## REQUIRED WORK:
Pull every line with the word "labels" out of the entries below.

GIVEN DATA Block Start

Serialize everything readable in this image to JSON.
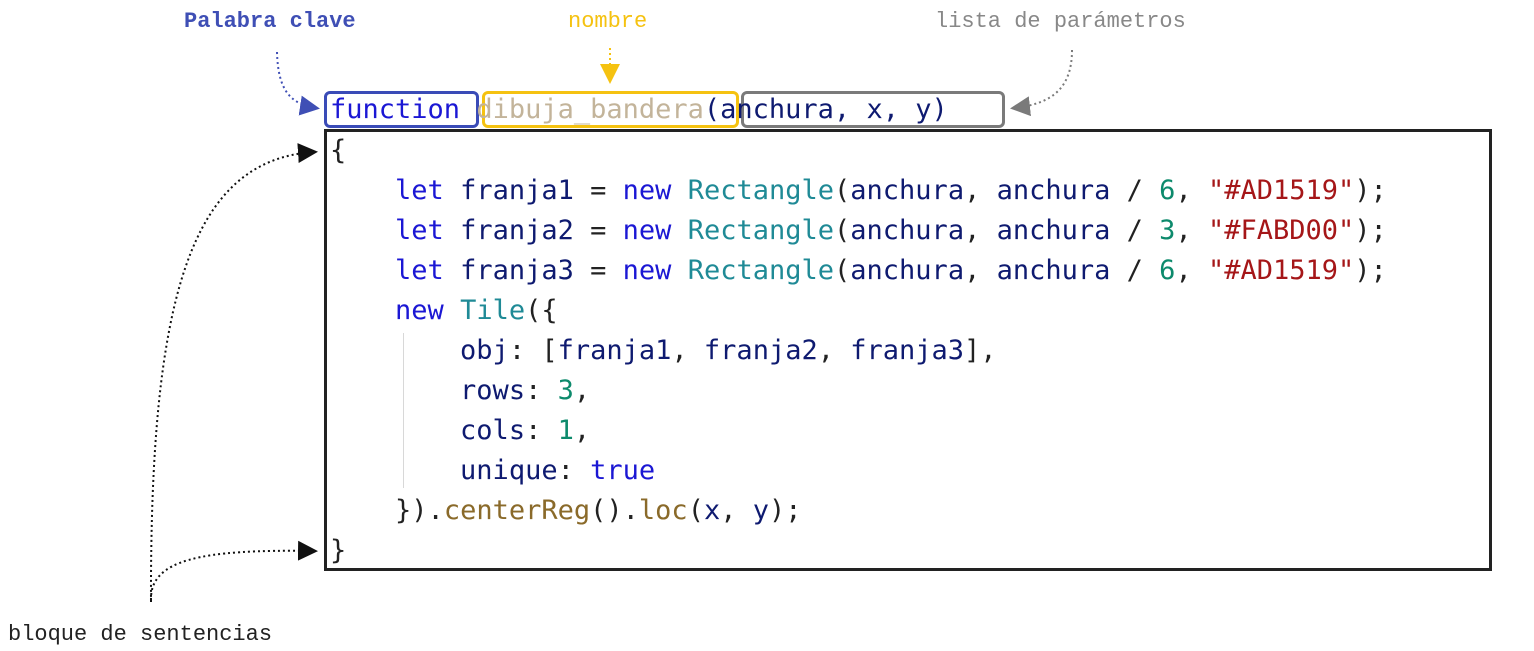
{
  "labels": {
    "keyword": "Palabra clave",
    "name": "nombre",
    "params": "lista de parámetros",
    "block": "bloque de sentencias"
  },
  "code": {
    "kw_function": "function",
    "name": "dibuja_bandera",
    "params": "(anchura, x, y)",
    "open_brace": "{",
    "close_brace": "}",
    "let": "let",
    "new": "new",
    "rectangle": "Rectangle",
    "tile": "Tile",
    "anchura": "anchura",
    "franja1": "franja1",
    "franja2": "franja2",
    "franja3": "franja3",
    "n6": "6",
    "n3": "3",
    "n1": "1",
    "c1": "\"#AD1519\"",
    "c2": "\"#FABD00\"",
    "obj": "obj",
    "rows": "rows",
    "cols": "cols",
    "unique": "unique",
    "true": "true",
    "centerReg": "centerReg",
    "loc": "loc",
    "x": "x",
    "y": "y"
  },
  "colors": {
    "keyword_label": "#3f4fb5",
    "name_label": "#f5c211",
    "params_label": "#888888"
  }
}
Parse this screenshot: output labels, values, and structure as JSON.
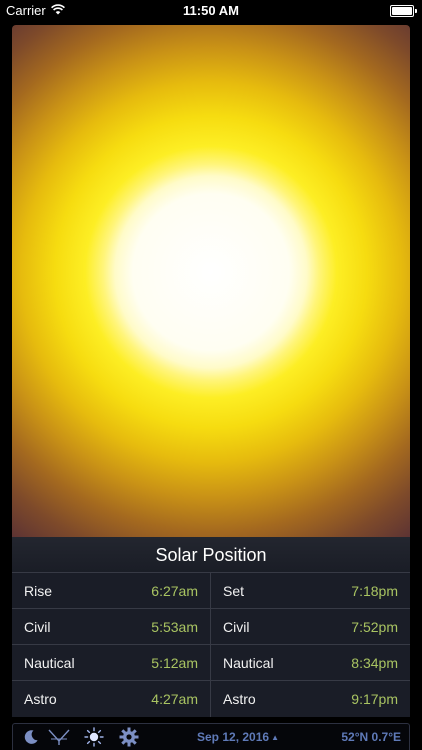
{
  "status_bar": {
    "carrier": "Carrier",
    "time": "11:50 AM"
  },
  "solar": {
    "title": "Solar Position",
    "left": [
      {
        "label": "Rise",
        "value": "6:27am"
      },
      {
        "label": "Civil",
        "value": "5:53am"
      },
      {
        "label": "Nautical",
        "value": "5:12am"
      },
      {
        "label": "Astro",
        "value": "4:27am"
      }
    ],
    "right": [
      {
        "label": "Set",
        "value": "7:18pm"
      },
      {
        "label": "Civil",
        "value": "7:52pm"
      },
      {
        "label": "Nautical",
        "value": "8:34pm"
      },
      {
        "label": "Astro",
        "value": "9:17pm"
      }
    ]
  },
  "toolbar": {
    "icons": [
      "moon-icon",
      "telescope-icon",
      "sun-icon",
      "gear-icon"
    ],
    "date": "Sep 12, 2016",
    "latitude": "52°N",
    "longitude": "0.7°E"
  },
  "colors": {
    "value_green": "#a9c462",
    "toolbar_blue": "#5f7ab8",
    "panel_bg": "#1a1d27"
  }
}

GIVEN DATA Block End

## RESPONSE TO THE EXERCISE:
  "labels": {
Parse this screenshot: output labels, values, and structure as JSON.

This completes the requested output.